Much has been said about corruption eroding the fabric of our society and menacing democracy itself, because it undermines one of the core values on which this continent has been united – the rule of law. Most importantly, corruption destroys trust between citizens and their government, which is one of the foundations of democracy. However, corruption at grassroots, in your own community, makes matters even worse, as it deals a shattering blow to public confidence at the level closest to the citizen.
In May this year, the Congress and the Committee of the Regions of the European Union held a conference in Messina, Italy, on fighting corruption at local level. Amongst the successful practices, presented at the conference, were the revision of local procurement procedures, introduction of new practices for monitoring decision-making processes and the creation of anti-corruption agencies at local level. The results of the conference will feed into a code of conduct for local and regional politicians and administrations, which is currently being prepared.
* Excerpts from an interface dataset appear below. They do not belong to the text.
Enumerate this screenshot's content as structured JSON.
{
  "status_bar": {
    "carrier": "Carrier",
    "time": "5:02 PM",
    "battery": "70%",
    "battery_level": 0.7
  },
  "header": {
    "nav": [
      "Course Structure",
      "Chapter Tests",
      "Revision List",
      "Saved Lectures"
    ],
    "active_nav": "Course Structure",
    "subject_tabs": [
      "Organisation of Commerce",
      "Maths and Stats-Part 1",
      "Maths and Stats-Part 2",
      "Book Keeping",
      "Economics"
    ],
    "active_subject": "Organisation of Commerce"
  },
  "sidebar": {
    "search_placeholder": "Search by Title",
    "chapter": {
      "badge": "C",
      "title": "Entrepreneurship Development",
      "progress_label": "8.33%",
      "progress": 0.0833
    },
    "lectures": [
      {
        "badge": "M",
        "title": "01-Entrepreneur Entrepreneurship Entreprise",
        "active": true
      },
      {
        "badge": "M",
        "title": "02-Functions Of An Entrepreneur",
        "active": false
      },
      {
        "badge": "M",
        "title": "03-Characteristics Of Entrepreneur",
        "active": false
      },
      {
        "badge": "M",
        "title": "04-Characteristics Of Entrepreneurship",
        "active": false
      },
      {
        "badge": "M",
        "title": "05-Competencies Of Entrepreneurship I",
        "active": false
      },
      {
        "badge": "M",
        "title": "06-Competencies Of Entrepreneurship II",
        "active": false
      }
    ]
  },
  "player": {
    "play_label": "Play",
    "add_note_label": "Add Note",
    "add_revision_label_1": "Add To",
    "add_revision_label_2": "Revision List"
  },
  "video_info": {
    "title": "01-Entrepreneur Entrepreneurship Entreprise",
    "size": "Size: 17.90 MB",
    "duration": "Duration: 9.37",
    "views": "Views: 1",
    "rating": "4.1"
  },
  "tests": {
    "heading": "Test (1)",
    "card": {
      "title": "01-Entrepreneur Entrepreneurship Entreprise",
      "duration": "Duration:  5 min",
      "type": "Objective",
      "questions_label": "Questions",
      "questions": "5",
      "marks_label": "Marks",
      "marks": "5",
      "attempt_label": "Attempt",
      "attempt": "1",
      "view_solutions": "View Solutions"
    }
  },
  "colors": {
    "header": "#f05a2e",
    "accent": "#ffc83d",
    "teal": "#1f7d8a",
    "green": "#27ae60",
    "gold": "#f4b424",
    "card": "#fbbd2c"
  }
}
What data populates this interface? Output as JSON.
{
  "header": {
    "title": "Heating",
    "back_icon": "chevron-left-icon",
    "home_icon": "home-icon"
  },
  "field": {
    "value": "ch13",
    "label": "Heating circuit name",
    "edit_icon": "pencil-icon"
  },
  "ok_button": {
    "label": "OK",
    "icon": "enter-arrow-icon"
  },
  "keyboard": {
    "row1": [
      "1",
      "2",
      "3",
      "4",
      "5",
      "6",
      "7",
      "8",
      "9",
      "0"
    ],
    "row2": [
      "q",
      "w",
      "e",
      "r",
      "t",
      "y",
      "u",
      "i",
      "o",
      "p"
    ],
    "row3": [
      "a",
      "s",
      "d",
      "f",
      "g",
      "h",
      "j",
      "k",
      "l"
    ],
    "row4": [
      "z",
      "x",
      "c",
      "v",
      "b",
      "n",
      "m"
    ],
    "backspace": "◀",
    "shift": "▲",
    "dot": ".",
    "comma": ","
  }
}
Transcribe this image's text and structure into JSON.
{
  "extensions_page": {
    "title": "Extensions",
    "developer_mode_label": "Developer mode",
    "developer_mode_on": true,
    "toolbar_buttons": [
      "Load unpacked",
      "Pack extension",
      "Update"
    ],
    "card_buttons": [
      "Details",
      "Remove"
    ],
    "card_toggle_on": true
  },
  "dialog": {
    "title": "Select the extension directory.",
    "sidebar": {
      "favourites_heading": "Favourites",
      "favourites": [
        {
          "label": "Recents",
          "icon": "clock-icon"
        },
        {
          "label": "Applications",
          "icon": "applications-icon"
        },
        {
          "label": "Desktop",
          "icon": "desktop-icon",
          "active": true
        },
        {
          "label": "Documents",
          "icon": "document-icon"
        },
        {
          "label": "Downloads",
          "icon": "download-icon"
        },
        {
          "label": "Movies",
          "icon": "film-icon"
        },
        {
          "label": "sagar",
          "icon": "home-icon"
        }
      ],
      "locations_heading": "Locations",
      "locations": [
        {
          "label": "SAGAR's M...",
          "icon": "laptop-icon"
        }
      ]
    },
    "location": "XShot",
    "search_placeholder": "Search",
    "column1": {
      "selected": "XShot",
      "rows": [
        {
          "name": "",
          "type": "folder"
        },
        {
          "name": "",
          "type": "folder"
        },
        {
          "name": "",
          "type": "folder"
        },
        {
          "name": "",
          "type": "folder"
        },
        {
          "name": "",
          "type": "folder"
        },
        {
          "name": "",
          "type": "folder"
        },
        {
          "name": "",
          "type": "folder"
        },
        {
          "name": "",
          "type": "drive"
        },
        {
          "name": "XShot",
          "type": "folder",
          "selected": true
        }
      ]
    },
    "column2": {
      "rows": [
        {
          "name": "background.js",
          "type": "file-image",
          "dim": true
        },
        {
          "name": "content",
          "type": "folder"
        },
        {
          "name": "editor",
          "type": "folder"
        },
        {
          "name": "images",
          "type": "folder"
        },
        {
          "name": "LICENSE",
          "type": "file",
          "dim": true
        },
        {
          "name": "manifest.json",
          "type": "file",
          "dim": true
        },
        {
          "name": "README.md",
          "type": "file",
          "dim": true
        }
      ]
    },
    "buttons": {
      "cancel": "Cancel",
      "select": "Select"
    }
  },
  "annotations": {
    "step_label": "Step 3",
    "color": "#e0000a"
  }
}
Ladies and Gentlemen,
As I have said at the outset, a new democratic framework is certainly based on broad democratic participation of citizens, which is inseparable in today’s world from new technologies and e-tools, facilitating e-participation through e-voting, e-inclusion and provision of e-services. As we saw in Madrid, the use of e-tools at local level provides a great opportunity for creating a truly “citizen environment” of consultations, dialogue and participation. Information on local issues (such as planning issues or lobbying events) can be made available much more cheaply and rapidly than before, much as the feedback from citizens on local government action.
E-democracy is clearly here to stay. People are increasingly turning to social networks to form political groupings, often for specific issues. The new democratic framework compels politicians to change as well, to keep abreast. Much of this change is happening from the bottom up, and much of the future can be seen today in what is happening at local level.
Politicians have to get used to being answerable online for their policies. They can increase their support by running blogs, they are expected to contribute and intervene on online fora. They are expected to have media skills, to know how to make use of the media in order to promote themselves and their programmes.
The image - for better or for worse - continues to gain power and influence in our political culture. A good story needs a photo to illustrate it. These days, photos are taken by everybody and transmitted instantly. The political power of the image needs to be properly understood and harnessed, because good policies risk falling victim to bad policies which have a more appealing visual presentation. We may complain about the tyranny of the image, we may insist that this is not democratic, but we have to live with it.
At the same time, the good news is that citizens are now increasingly empowered to run their own communities. Empowering citizens will certainly boost their democratic participation and will tap into their potential for innovation.
This empowerment must begin at local level where its results are the most tangible, and must be the core of our focus for the future. It is the oxygen which will invigorate our political culture.